With a sufficient investment in human resources and the presence of entrepreneurs, we can create this industry. Our human resources are well educated in technical subjects. Only modest training is needed to allow graduates to become software writers and service providers, and at relatively competitive costs. There is a market for Jordanian software engineers or their products, domestically, regionally and at the global level. Jordanians can get IT jobs with national companies that have contracts with larger regional or international firms. Alternatively, they can work directly for foreign companies that establish operations in Jordan or the region. Israel, on its own, currently has 30,000 high tech jobs unfilled and this level of demand is expected to continue for the next few years. In the United States, where the biggest demand for IT professionals lies, we are told that there are 350,000 such jobs available. The industry imports 100,000 IT professionals each year.

In order to allow Jordanian professionals to supply the demand in the market, we realised the need for human resource development, improvement in the business environment and infrastructure.

In fact, an initiative carried out entirely by the private sector, the REACH Initiative, identified these requirements and produced an action plan that was adopted by all relevant parties. It called for co-ordination with institutions of higher learning to establish IT curricula and training centres, to establish job placement centres, and to encourage the setting up of technology oriented business incubators. It also identified the necessary laws and regulations that needed amendment in order to help attract foreign investment. Most importantly, the initiative was a major factor in enacting legislation and drawing up regulations for the enforcement of the respect of intellectual property rights. It also emphasised the need for effective regulation of access to telecommunications, rates and standards. In addition, it identified the necessity for further investments in infrastructure, not only to improve the general business environment, but to also provide the requirements for data lines, Internet connections and the like.

The initiative has succeeded in prompting all concerned to prepare the groundwork for a successful launching of an IT industry in Jordan. Through its call for proper IPR legislation and regulations, it was a catalyst for Jordan's accession to the WTO. It provided yet another reason for accelerating the privatisation of the Jordan Telecommunications Company, and for the quick implementation of a crash data communications project. Its adoption by the government allowed for the sector to benefit from the incentives provided to other leading sectors of the economy. It also provided groundwork for IT venture capital funds to be launched in Jordan.
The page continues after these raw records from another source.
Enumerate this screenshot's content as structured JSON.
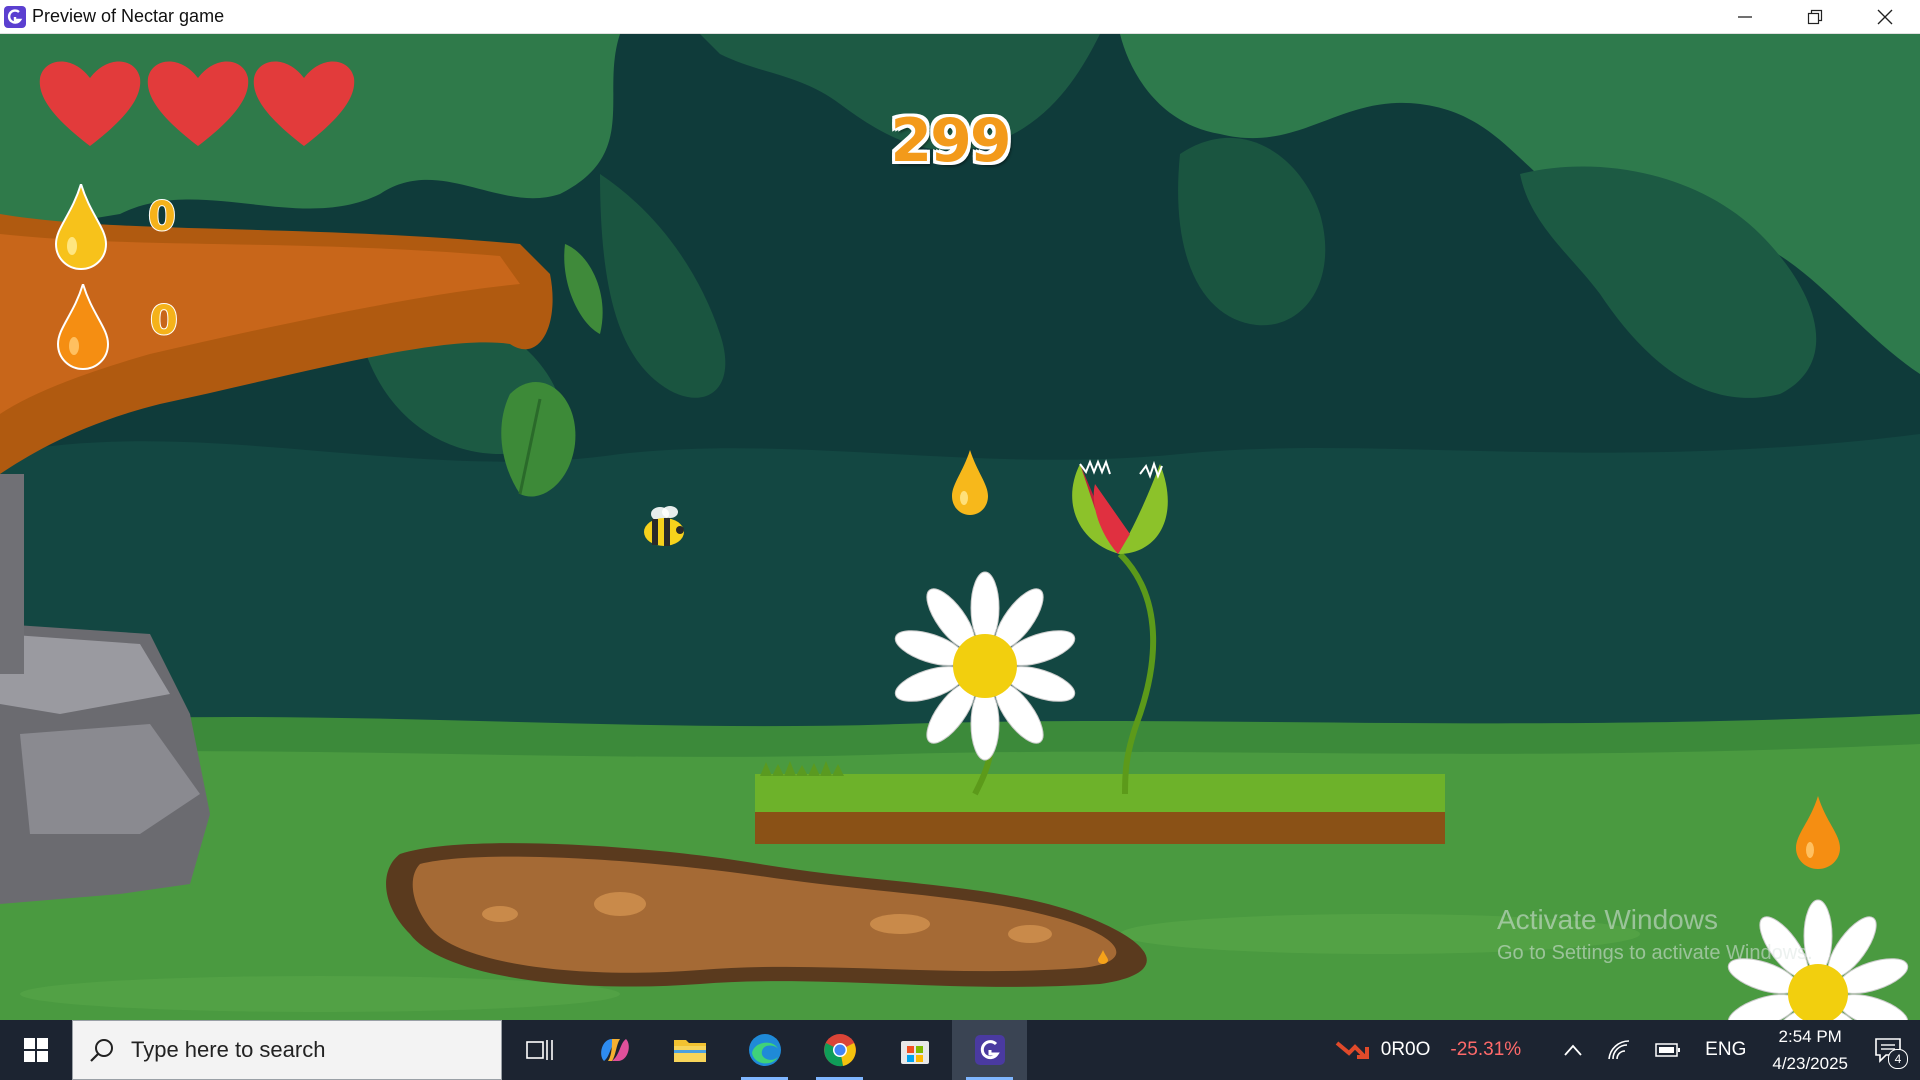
{
  "window": {
    "title": "Preview of Nectar game",
    "controls": [
      "minimize",
      "restore",
      "close"
    ]
  },
  "game": {
    "score": "299",
    "lives": 3,
    "nectar_counters": [
      {
        "icon": "yellow-drop-icon",
        "value": "0"
      },
      {
        "icon": "orange-drop-icon",
        "value": "0"
      }
    ],
    "watermark": {
      "line1": "Activate Windows",
      "line2": "Go to Settings to activate Windows."
    },
    "colors": {
      "heart": "#e23b3b",
      "score": "#f39a1a",
      "drop_yellow": "#f7c21b",
      "drop_orange": "#f58e12",
      "sky": "#0f3b3a",
      "grass": "#6aa324"
    }
  },
  "taskbar": {
    "search_placeholder": "Type here to search",
    "pinned": [
      "task-view",
      "copilot",
      "file-explorer",
      "edge",
      "chrome",
      "microsoft-store",
      "game-maker"
    ],
    "stock": {
      "ticker": "0R0O",
      "change": "-25.31%"
    },
    "language": "ENG",
    "time": "2:54 PM",
    "date": "4/23/2025",
    "notifications": "4"
  }
}
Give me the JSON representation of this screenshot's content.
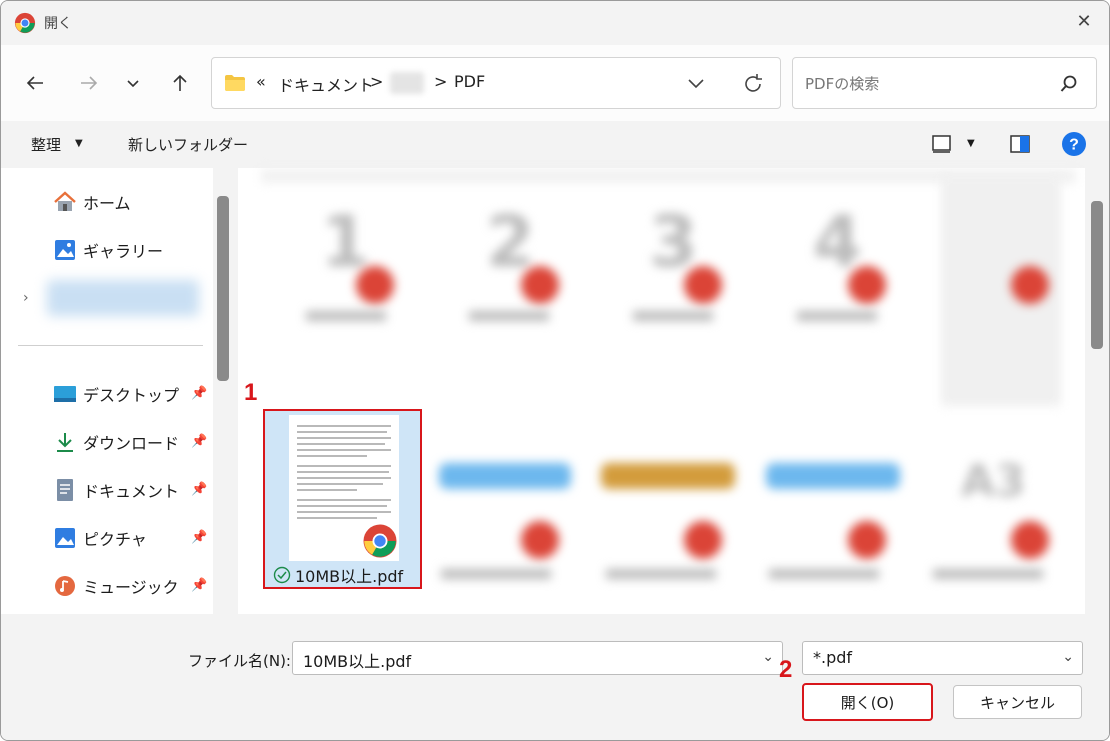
{
  "window": {
    "title": "開く"
  },
  "nav": {
    "breadcrumb": [
      "«",
      "ドキュメント",
      ">",
      "",
      ">",
      "PDF"
    ],
    "search_placeholder": "PDFの検索"
  },
  "toolbar": {
    "organize": "整理",
    "new_folder": "新しいフォルダー"
  },
  "sidebar": {
    "items": [
      {
        "label": "ホーム",
        "icon": "home-icon"
      },
      {
        "label": "ギャラリー",
        "icon": "gallery-icon"
      },
      {
        "label": "デスクトップ",
        "icon": "desktop-icon",
        "pinned": true
      },
      {
        "label": "ダウンロード",
        "icon": "download-icon",
        "pinned": true
      },
      {
        "label": "ドキュメント",
        "icon": "documents-icon",
        "pinned": true
      },
      {
        "label": "ピクチャ",
        "icon": "pictures-icon",
        "pinned": true
      },
      {
        "label": "ミュージック",
        "icon": "music-icon",
        "pinned": true
      }
    ]
  },
  "content": {
    "selected_file": "10MB以上.pdf",
    "blurred_labels": [
      "1",
      "2",
      "3",
      "4",
      "A3"
    ]
  },
  "annotations": {
    "step1": "1",
    "step2": "2"
  },
  "bottom": {
    "filename_label": "ファイル名(N):",
    "filename_value": "10MB以上.pdf",
    "filter_value": "*.pdf",
    "open_button": "開く(O)",
    "cancel_button": "キャンセル"
  },
  "colors": {
    "highlight": "#d8161b",
    "selection": "#cfe5f7",
    "help": "#1a73e8"
  }
}
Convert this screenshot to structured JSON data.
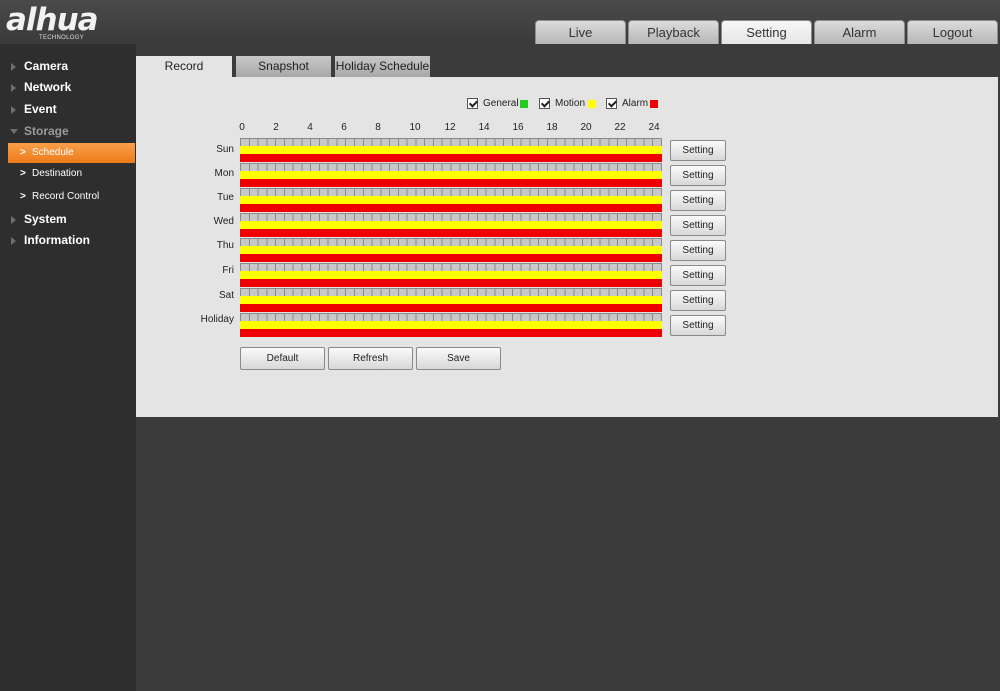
{
  "header": {
    "logo_text": "alhua",
    "logo_sub": "TECHNOLOGY",
    "tabs": [
      "Live",
      "Playback",
      "Setting",
      "Alarm",
      "Logout"
    ],
    "active_tab": "Setting"
  },
  "sidebar": {
    "items": [
      {
        "label": "Camera",
        "icon": "triangle-right-icon"
      },
      {
        "label": "Network",
        "icon": "triangle-right-icon"
      },
      {
        "label": "Event",
        "icon": "triangle-right-icon"
      },
      {
        "label": "Storage",
        "icon": "triangle-down-icon"
      },
      {
        "label": "System",
        "icon": "triangle-right-icon"
      },
      {
        "label": "Information",
        "icon": "triangle-right-icon"
      }
    ],
    "storage_sub": [
      "Schedule",
      "Destination",
      "Record Control"
    ],
    "active_sub": "Schedule"
  },
  "content": {
    "tabs": [
      "Record",
      "Snapshot",
      "Holiday Schedule"
    ],
    "active_tab": "Record",
    "legend": [
      {
        "label": "General",
        "color": "#22cc22",
        "checked": true
      },
      {
        "label": "Motion",
        "color": "#ffff00",
        "checked": true
      },
      {
        "label": "Alarm",
        "color": "#ee0000",
        "checked": true
      }
    ],
    "hour_labels": [
      "0",
      "2",
      "4",
      "6",
      "8",
      "10",
      "12",
      "14",
      "16",
      "18",
      "20",
      "22",
      "24"
    ],
    "days": [
      "Sun",
      "Mon",
      "Tue",
      "Wed",
      "Thu",
      "Fri",
      "Sat",
      "Holiday"
    ],
    "schedule_colors": {
      "general_bar": "#c8c8c8",
      "motion_bar": "#ffff00",
      "alarm_bar": "#ee0000"
    },
    "setting_label": "Setting",
    "buttons": {
      "default": "Default",
      "refresh": "Refresh",
      "save": "Save"
    }
  }
}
It was the main reason for my decision to allocate a prime property for its future use by the sector as the first Technology Park of Jordan.

In addition to the specific competitive advantage of this potential sector, and to the incentives provided for investments in Jordan, it is important to keep in mind that other trade-related factors also contribute to its successful development. They are the Qualifying Industrial Zone status that allows for exports to U.S. markets without customs tariff or quotas, the Arab Free Trade Area Agreement, and the Jordan-EU Free Trade Area Agreement.

Finally, I would like to invite you all to a meeting that I am holding at the Dead Sea Movenpick Resort on March 24-25, 2000 where we can meet once again and follow up on this encounter, and where you will have the chance to meet with the representatives of the sector and to find out for yourselves what Jordanian talent can offer in this field.

Once again, thank you very much for your interest, and I look forward to welcoming you when you come to see us in Jordan.